PROVIDED MATERIAL >>
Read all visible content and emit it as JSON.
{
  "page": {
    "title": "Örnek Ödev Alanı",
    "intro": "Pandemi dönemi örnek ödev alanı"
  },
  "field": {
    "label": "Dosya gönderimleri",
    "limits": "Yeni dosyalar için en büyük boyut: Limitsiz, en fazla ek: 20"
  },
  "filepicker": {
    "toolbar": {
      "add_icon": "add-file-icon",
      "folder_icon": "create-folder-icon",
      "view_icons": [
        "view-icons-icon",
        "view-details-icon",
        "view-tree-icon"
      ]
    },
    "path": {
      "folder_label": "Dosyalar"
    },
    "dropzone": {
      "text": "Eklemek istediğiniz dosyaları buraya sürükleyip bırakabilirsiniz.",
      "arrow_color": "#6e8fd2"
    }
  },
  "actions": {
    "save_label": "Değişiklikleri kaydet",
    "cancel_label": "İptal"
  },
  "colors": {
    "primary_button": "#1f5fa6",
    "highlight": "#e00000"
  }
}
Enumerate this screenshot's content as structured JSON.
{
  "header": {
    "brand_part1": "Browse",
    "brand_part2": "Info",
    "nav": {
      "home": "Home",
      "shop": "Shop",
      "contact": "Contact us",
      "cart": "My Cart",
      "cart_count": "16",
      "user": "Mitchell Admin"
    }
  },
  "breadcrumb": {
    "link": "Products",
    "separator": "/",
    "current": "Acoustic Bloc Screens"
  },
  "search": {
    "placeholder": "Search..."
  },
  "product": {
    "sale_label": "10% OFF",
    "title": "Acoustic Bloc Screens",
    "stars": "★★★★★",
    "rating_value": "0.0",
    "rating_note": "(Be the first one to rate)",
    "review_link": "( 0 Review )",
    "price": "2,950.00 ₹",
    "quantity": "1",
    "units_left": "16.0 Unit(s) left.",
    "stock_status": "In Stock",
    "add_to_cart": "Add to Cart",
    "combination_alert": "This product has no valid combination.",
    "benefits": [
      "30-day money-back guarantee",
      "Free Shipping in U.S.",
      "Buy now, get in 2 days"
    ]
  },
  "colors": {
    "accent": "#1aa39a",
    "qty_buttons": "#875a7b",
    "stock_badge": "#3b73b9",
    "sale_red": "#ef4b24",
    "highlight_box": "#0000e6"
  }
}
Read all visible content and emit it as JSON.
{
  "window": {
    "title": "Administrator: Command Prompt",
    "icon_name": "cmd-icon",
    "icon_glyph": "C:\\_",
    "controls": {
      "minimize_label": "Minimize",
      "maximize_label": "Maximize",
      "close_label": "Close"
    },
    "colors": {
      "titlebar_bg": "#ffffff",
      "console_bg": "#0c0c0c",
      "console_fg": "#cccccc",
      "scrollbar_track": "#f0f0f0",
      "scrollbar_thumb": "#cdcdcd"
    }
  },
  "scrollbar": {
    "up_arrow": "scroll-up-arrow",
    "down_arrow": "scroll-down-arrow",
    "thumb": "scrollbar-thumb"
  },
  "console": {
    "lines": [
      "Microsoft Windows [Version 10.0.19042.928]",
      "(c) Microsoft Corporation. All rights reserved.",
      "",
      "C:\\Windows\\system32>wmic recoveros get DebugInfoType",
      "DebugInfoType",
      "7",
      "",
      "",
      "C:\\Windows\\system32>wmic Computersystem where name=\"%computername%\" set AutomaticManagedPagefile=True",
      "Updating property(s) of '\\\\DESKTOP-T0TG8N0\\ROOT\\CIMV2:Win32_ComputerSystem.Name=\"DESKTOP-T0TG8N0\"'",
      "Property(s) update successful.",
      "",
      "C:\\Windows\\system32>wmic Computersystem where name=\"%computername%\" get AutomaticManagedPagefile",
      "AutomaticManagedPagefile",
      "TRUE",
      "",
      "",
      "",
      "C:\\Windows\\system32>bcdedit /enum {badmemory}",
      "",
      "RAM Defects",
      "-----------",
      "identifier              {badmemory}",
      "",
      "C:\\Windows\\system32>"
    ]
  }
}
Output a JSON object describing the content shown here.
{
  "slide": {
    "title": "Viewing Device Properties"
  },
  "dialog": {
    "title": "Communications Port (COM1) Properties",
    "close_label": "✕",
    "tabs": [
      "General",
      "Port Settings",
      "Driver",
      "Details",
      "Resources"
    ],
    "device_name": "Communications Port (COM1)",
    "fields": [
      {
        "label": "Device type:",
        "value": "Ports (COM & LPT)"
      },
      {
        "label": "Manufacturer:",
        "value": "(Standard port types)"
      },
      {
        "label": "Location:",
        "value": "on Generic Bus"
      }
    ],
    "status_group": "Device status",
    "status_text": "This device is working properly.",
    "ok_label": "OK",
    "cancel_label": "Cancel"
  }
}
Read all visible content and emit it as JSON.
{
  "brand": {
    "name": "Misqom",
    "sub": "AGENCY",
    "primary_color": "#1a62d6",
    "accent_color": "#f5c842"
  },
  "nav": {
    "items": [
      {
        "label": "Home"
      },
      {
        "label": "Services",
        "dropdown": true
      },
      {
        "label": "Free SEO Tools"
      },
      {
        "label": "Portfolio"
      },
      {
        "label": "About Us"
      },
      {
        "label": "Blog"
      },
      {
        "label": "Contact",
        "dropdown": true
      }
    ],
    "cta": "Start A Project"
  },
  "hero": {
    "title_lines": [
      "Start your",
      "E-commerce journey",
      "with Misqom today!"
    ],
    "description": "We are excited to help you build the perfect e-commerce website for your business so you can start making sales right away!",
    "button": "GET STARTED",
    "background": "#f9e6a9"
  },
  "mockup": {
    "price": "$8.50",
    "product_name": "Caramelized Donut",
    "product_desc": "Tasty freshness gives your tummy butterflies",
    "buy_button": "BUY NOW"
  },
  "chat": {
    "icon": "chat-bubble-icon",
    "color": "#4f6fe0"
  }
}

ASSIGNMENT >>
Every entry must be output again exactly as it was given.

ANSWER SPACE >>
Read all visible content and emit it as JSON.
{
  "page": {
    "title": "Örnek Ödev Alanı",
    "intro": "Pandemi dönemi örnek ödev alanı"
  },
  "field": {
    "label": "Dosya gönderimleri",
    "limits": "Yeni dosyalar için en büyük boyut: Limitsiz, en fazla ek: 20"
  },
  "filepicker": {
    "toolbar": {
      "add_icon": "add-file-icon",
      "folder_icon": "create-folder-icon",
      "view_icons": [
        "view-icons-icon",
        "view-details-icon",
        "view-tree-icon"
      ]
    },
    "path": {
      "folder_label": "Dosyalar"
    },
    "dropzone": {
      "text": "Eklemek istediğiniz dosyaları buraya sürükleyip bırakabilirsiniz.",
      "arrow_color": "#6e8fd2"
    }
  },
  "actions": {
    "save_label": "Değişiklikleri kaydet",
    "cancel_label": "İptal"
  },
  "colors": {
    "primary_button": "#1f5fa6",
    "highlight": "#e00000"
  }
}
Enumerate this screenshot's content as structured JSON.
{
  "header": {
    "brand_part1": "Browse",
    "brand_part2": "Info",
    "nav": {
      "home": "Home",
      "shop": "Shop",
      "contact": "Contact us",
      "cart": "My Cart",
      "cart_count": "16",
      "user": "Mitchell Admin"
    }
  },
  "breadcrumb": {
    "link": "Products",
    "separator": "/",
    "current": "Acoustic Bloc Screens"
  },
  "search": {
    "placeholder": "Search..."
  },
  "product": {
    "sale_label": "10% OFF",
    "title": "Acoustic Bloc Screens",
    "stars": "★★★★★",
    "rating_value": "0.0",
    "rating_note": "(Be the first one to rate)",
    "review_link": "( 0 Review )",
    "price": "2,950.00 ₹",
    "quantity": "1",
    "units_left": "16.0 Unit(s) left.",
    "stock_status": "In Stock",
    "add_to_cart": "Add to Cart",
    "combination_alert": "This product has no valid combination.",
    "benefits": [
      "30-day money-back guarantee",
      "Free Shipping in U.S.",
      "Buy now, get in 2 days"
    ]
  },
  "colors": {
    "accent": "#1aa39a",
    "qty_buttons": "#875a7b",
    "stock_badge": "#3b73b9",
    "sale_red": "#ef4b24",
    "highlight_box": "#0000e6"
  }
}
Read all visible content and emit it as JSON.
{
  "window": {
    "title": "Administrator: Command Prompt",
    "icon_name": "cmd-icon",
    "icon_glyph": "C:\\_",
    "controls": {
      "minimize_label": "Minimize",
      "maximize_label": "Maximize",
      "close_label": "Close"
    },
    "colors": {
      "titlebar_bg": "#ffffff",
      "console_bg": "#0c0c0c",
      "console_fg": "#cccccc",
      "scrollbar_track": "#f0f0f0",
      "scrollbar_thumb": "#cdcdcd"
    }
  },
  "scrollbar": {
    "up_arrow": "scroll-up-arrow",
    "down_arrow": "scroll-down-arrow",
    "thumb": "scrollbar-thumb"
  },
  "console": {
    "lines": [
      "Microsoft Windows [Version 10.0.19042.928]",
      "(c) Microsoft Corporation. All rights reserved.",
      "",
      "C:\\Windows\\system32>wmic recoveros get DebugInfoType",
      "DebugInfoType",
      "7",
      "",
      "",
      "C:\\Windows\\system32>wmic Computersystem where name=\"%computername%\" set AutomaticManagedPagefile=True",
      "Updating property(s) of '\\\\DESKTOP-T0TG8N0\\ROOT\\CIMV2:Win32_ComputerSystem.Name=\"DESKTOP-T0TG8N0\"'",
      "Property(s) update successful.",
      "",
      "C:\\Windows\\system32>wmic Computersystem where name=\"%computername%\" get AutomaticManagedPagefile",
      "AutomaticManagedPagefile",
      "TRUE",
      "",
      "",
      "",
      "C:\\Windows\\system32>bcdedit /enum {badmemory}",
      "",
      "RAM Defects",
      "-----------",
      "identifier              {badmemory}",
      "",
      "C:\\Windows\\system32>"
    ]
  }
}
Output a JSON object describing the content shown here.
{
  "slide": {
    "title": "Viewing Device Properties"
  },
  "dialog": {
    "title": "Communications Port (COM1) Properties",
    "close_label": "✕",
    "tabs": [
      "General",
      "Port Settings",
      "Driver",
      "Details",
      "Resources"
    ],
    "device_name": "Communications Port (COM1)",
    "fields": [
      {
        "label": "Device type:",
        "value": "Ports (COM & LPT)"
      },
      {
        "label": "Manufacturer:",
        "value": "(Standard port types)"
      },
      {
        "label": "Location:",
        "value": "on Generic Bus"
      }
    ],
    "status_group": "Device status",
    "status_text": "This device is working properly.",
    "ok_label": "OK",
    "cancel_label": "Cancel"
  }
}
Read all visible content and emit it as JSON.
{
  "brand": {
    "name": "Misqom",
    "sub": "AGENCY",
    "primary_color": "#1a62d6",
    "accent_color": "#f5c842"
  },
  "nav": {
    "items": [
      {
        "label": "Home"
      },
      {
        "label": "Services",
        "dropdown": true
      },
      {
        "label": "Free SEO Tools"
      },
      {
        "label": "Portfolio"
      },
      {
        "label": "About Us"
      },
      {
        "label": "Blog"
      },
      {
        "label": "Contact",
        "dropdown": true
      }
    ],
    "cta": "Start A Project"
  },
  "hero": {
    "title_lines": [
      "Start your",
      "E-commerce journey",
      "with Misqom today!"
    ],
    "description": "We are excited to help you build the perfect e-commerce website for your business so you can start making sales right away!",
    "button": "GET STARTED",
    "background": "#f9e6a9"
  },
  "mockup": {
    "price": "$8.50",
    "product_name": "Caramelized Donut",
    "product_desc": "Tasty freshness gives your tummy butterflies",
    "buy_button": "BUY NOW"
  },
  "chat": {
    "icon": "chat-bubble-icon",
    "color": "#4f6fe0"
  }
}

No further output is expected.